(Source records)

====

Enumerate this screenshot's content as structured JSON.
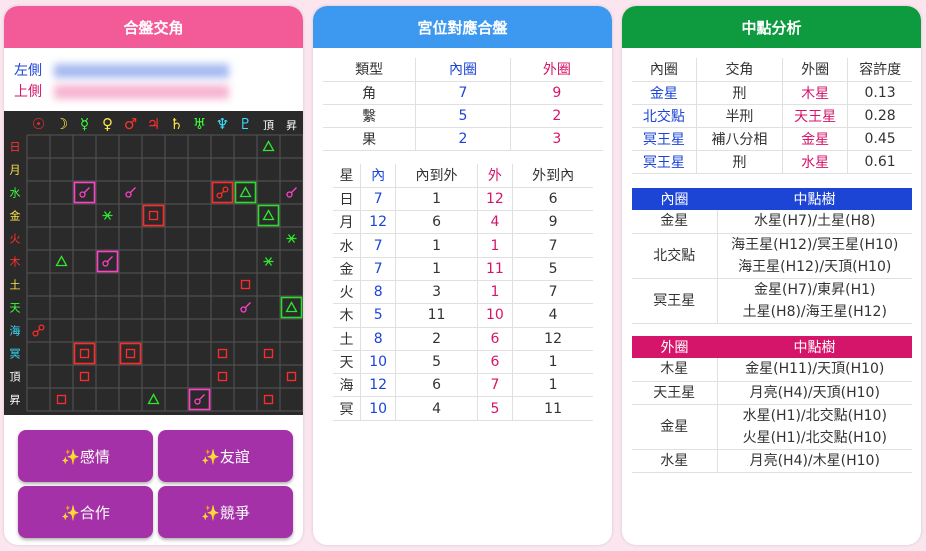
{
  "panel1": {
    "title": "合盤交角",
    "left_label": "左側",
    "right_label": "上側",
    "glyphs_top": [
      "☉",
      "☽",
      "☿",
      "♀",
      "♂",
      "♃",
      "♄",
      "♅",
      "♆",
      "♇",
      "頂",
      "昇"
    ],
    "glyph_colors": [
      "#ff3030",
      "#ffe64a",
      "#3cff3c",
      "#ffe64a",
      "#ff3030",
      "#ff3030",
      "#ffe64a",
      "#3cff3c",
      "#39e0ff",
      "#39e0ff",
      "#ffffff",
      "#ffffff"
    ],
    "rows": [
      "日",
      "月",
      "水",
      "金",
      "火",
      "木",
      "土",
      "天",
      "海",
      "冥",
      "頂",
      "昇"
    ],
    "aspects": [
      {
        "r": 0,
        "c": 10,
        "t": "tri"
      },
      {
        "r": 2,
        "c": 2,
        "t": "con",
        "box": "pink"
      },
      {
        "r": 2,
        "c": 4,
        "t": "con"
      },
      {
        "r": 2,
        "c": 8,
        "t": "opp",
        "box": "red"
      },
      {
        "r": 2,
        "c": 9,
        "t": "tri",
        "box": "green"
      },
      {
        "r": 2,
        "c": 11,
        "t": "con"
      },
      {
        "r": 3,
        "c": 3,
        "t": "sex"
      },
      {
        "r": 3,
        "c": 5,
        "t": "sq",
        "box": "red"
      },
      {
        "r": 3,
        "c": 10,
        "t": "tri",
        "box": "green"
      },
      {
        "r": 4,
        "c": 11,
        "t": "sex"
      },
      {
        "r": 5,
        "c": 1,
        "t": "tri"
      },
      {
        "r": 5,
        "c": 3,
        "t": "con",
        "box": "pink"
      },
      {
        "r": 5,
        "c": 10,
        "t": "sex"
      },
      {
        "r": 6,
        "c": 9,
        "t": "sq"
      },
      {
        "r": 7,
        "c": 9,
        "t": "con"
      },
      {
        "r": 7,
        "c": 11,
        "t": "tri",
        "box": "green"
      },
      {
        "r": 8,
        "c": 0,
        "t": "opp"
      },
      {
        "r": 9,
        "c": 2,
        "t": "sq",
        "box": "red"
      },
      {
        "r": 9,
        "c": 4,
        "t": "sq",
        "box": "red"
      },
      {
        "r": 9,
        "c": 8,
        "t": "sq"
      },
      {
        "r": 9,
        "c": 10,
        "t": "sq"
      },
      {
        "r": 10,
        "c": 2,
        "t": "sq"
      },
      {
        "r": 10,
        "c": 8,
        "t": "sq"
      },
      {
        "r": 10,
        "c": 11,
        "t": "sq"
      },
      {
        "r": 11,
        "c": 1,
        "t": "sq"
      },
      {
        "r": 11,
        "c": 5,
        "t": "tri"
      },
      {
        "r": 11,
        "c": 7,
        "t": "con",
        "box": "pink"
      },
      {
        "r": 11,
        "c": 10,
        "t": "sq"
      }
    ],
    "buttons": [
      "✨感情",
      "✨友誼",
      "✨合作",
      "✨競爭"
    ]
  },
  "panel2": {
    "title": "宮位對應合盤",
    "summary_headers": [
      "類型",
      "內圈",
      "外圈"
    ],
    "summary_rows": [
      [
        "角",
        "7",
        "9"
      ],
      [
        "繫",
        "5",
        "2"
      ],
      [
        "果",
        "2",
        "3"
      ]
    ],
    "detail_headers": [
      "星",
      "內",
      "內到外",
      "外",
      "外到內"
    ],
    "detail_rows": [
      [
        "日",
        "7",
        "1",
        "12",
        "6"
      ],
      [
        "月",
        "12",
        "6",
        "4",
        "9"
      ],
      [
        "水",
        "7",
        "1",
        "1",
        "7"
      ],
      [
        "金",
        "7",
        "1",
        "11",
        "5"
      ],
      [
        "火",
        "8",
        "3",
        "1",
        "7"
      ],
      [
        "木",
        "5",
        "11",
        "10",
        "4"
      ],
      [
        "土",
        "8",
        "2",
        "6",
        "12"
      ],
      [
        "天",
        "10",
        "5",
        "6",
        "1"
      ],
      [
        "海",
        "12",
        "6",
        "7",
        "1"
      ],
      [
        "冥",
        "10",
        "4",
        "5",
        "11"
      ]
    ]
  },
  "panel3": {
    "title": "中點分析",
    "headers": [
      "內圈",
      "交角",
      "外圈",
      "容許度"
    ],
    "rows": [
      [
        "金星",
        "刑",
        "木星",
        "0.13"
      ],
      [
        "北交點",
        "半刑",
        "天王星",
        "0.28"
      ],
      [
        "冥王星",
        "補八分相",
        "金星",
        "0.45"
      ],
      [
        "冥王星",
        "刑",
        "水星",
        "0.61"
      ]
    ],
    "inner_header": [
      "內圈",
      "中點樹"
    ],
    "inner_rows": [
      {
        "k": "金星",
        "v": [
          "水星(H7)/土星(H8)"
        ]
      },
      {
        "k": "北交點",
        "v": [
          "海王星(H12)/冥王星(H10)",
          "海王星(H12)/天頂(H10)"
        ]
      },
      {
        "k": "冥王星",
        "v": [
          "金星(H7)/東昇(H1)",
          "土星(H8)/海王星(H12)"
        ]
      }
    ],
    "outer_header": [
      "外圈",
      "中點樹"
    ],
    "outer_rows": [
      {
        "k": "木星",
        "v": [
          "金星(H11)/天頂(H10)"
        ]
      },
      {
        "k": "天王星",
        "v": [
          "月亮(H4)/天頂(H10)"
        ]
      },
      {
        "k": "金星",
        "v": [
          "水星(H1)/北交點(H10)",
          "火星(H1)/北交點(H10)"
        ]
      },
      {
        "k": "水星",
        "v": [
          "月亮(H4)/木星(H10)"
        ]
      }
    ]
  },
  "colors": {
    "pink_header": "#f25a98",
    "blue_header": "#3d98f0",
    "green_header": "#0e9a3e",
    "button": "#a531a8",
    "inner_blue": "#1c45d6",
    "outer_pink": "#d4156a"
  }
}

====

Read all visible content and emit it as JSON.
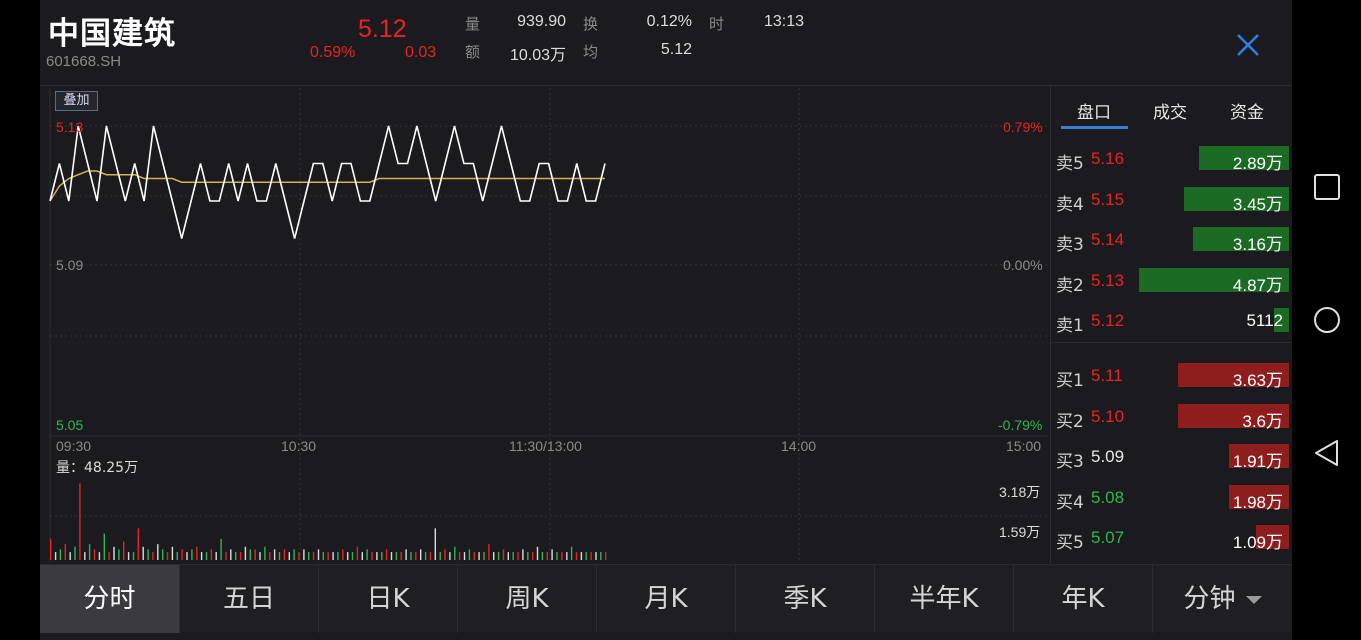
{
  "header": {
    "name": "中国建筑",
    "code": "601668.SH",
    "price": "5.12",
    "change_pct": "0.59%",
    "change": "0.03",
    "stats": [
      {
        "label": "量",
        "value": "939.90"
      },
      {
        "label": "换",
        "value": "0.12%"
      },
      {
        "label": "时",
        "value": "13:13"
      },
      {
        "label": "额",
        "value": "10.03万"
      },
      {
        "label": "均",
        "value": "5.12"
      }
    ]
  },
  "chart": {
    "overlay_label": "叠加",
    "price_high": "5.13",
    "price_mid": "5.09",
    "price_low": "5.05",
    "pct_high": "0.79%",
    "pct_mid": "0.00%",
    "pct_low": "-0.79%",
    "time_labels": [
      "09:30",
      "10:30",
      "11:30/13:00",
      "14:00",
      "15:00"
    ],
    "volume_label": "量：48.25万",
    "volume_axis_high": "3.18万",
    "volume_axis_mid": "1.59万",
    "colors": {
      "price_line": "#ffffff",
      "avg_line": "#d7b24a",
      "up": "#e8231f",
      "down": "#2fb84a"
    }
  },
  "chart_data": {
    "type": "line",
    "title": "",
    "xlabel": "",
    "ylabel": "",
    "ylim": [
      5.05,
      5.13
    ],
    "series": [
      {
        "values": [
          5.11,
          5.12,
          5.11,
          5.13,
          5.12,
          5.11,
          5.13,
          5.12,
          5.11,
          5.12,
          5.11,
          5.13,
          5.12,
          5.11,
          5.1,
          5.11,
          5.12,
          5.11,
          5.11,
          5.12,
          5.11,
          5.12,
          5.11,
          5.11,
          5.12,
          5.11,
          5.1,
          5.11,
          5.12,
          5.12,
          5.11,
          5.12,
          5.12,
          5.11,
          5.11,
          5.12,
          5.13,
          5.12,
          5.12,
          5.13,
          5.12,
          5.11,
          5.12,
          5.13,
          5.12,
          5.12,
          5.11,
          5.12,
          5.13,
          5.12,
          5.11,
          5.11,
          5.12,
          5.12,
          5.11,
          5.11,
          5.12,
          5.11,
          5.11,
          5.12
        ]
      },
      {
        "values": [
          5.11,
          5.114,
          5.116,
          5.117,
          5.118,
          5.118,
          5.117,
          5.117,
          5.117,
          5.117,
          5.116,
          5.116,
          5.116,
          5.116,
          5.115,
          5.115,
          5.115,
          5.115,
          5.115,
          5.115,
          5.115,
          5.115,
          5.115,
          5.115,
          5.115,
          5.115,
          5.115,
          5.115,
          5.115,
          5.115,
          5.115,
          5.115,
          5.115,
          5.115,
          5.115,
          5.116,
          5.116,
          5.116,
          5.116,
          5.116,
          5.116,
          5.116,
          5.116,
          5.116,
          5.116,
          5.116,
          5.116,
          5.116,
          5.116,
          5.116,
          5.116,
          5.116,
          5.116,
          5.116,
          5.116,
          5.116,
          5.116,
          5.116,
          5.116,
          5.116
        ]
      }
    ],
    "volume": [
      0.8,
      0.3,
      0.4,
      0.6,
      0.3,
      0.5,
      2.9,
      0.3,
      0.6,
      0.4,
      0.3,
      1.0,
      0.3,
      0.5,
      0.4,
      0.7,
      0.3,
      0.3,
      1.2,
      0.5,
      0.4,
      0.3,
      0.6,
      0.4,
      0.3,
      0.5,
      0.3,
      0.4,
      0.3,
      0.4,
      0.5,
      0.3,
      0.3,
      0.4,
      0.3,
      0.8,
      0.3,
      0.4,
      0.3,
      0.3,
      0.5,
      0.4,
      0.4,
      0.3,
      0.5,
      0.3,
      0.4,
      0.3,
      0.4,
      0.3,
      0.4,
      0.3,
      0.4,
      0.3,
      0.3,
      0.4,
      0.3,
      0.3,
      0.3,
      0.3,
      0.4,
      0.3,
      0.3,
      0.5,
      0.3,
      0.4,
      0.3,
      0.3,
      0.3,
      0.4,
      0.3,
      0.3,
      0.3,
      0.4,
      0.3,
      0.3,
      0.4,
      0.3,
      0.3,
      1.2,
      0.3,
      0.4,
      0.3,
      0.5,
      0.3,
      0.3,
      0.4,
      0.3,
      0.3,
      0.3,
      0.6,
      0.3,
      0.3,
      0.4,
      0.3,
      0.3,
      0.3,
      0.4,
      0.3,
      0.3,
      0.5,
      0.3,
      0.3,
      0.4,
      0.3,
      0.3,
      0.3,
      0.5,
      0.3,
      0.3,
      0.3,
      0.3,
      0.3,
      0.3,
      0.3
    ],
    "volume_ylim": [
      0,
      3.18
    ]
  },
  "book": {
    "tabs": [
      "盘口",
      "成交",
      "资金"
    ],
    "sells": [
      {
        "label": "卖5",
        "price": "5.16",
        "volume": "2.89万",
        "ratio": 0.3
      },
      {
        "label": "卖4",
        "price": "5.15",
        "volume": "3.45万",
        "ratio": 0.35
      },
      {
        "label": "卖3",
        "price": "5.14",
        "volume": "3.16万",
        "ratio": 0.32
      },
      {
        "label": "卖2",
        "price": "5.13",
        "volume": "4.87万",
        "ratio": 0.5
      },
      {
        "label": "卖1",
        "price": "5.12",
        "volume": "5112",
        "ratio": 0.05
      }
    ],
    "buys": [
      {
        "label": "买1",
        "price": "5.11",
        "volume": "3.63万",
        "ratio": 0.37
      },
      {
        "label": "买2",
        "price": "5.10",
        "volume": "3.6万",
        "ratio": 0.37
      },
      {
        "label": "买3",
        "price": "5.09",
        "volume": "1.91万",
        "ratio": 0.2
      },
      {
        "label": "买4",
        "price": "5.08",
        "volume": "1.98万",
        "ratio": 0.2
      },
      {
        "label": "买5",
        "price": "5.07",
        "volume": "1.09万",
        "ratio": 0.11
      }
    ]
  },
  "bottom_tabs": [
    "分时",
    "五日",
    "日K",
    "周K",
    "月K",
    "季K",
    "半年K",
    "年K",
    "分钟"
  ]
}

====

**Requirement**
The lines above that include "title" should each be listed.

**Solution below**
    "title": "合盤交角",
    "title": "宮位對應合盤",
    "title": "中點分析",
    "title": "",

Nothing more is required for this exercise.